While it definitely isn’t Australia’s most accessible beach, Refuge Cove is more than worth the effort it takes to get there. Ensconced inside the forested refuge of Wilson’s Promontory National Park, Refuge Cove gets its name from the protection it offers passing sailors. There aren’t any roads leading into this bay—which is accessible by boat or trail—and it’s a favorite of Australia’s yachting community in need of anchorage in storms. For all other visitors who are traveling on foot, Refuge Cove requires a 10-mile hike from the parking lot at Telegraph Saddle, with many opting to break the trip up by camping at Sealers Cove. There’s also a campsite in Refuge Cove at the southern end of the beach, where you can wake to the sound of waves striking sand and birds chirping in the trees. Watch the sunrise from golden sands that face the eastern horizon, and spend the day swimming in turquoise waters that seem clear enough to drink. If it weren’t for a rule that limits camping to a maximum of two nights in a row, it would be easy to spend the days swimming and suntanning—not wanting to head back home.

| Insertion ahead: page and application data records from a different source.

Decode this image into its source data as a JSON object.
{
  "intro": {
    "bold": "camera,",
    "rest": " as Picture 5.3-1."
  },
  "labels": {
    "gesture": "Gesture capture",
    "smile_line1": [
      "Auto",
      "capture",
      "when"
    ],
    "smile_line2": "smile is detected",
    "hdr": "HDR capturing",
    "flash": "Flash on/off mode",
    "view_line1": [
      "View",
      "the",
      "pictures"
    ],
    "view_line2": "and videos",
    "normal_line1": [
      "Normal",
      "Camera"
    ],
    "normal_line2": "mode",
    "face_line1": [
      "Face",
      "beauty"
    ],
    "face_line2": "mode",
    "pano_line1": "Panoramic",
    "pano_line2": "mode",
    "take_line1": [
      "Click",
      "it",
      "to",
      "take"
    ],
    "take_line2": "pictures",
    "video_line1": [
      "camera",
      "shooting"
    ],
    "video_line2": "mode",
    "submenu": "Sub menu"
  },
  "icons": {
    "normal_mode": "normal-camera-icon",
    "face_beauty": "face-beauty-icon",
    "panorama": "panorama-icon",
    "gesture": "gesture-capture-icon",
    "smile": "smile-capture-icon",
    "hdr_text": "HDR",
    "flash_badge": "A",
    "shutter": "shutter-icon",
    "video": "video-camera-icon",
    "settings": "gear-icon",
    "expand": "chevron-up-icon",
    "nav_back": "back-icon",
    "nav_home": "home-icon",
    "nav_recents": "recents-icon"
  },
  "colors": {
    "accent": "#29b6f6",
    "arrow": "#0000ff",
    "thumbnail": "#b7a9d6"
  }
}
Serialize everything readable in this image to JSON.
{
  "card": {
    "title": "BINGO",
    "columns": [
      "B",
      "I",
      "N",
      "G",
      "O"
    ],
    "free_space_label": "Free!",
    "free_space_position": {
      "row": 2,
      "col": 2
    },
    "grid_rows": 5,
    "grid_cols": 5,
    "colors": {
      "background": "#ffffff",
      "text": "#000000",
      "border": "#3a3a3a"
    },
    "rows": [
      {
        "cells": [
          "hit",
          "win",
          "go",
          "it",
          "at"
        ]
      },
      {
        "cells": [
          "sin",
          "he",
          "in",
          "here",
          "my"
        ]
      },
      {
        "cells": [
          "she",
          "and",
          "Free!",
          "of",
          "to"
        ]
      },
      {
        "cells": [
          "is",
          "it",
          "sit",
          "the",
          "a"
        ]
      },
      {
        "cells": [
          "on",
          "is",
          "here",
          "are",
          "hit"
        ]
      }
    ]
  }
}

Refuge Cove is located on the east coast of Wilson’s Promontory National Park. All hikers and campers must first make a booking at the Tidal River Visitor Center, or download an application from the Parks Victoria website. Since Refuge Cove is a backcountry location, all drinking water, supplies, and cooking equipment must be carried in by hand.